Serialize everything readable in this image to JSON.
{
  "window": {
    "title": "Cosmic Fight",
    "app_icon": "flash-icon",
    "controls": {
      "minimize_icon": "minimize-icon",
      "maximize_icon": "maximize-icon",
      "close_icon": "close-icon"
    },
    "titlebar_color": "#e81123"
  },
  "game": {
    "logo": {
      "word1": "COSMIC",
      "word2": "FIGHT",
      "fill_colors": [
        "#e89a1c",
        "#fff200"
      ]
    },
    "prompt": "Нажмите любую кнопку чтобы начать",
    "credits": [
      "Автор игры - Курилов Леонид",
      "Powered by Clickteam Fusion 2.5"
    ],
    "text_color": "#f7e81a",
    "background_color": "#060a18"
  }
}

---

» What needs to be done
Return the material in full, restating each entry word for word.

» Exercise output
Serialize everything readable in this image to JSON.
{
  "window": {
    "title": "Cosmic Fight",
    "app_icon": "flash-icon",
    "controls": {
      "minimize_icon": "minimize-icon",
      "maximize_icon": "maximize-icon",
      "close_icon": "close-icon"
    },
    "titlebar_color": "#e81123"
  },
  "game": {
    "logo": {
      "word1": "COSMIC",
      "word2": "FIGHT",
      "fill_colors": [
        "#e89a1c",
        "#fff200"
      ]
    },
    "prompt": "Нажмите любую кнопку чтобы начать",
    "credits": [
      "Автор игры - Курилов Леонид",
      "Powered by Clickteam Fusion 2.5"
    ],
    "text_color": "#f7e81a",
    "background_color": "#060a18"
  }
}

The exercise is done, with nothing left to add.